Document Type



Previous studies suggest that the effect of color on object identification differs depending upon the type of object identification response required of participants. In the present study, presence versus absence of color (chromaticity) was manipulated under two object identification tasks-speeded naming (priming) and recognition. In a replication and extension of Biederman and Cooper (1992), college students were exposed to a list of 28, 2-dimensional representations of common objects, presented two times in succession (Blocks 1 and 2). Participants orally named each stimulus in Block 1 as it appeared. Under a speeded naming task (Experiments 1 and 2), participants named each stimulus again in Block 2, whereas they produced a recognition response in Experiment 3. For the recognition task, participants were instructed to respond "same" if an object had the same shape as one presented previously, and "different' if it did not.

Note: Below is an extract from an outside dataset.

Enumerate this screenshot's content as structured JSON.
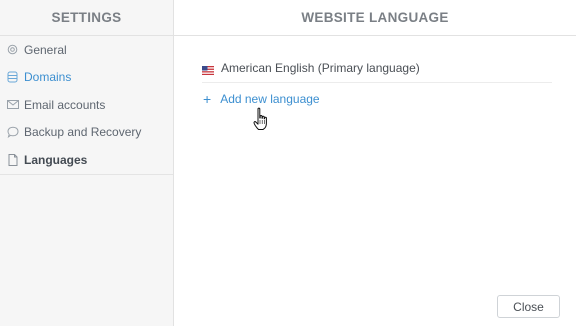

Shape and/or size (Experiment 1) or shape and/or chromaticity (Experiments 2 and 3) of the objects could change between their first and second exposures. Changes in shape increased the latencies of correct speeded naming responses in both Experiments 1 and 2, whereas changes in size and chromaticity did not. In contrast, changes in chromaticity resulted in a sharp increase in recognition latencies for "same" responses in Experiment 3. The results indicate that object chromaticity was incidentally coded during the first exposure even though this stimulus dimension did not affect speeded naming. The results are consistent with a history of differential reinforcement of stimulus response relationships for different object-identification responses.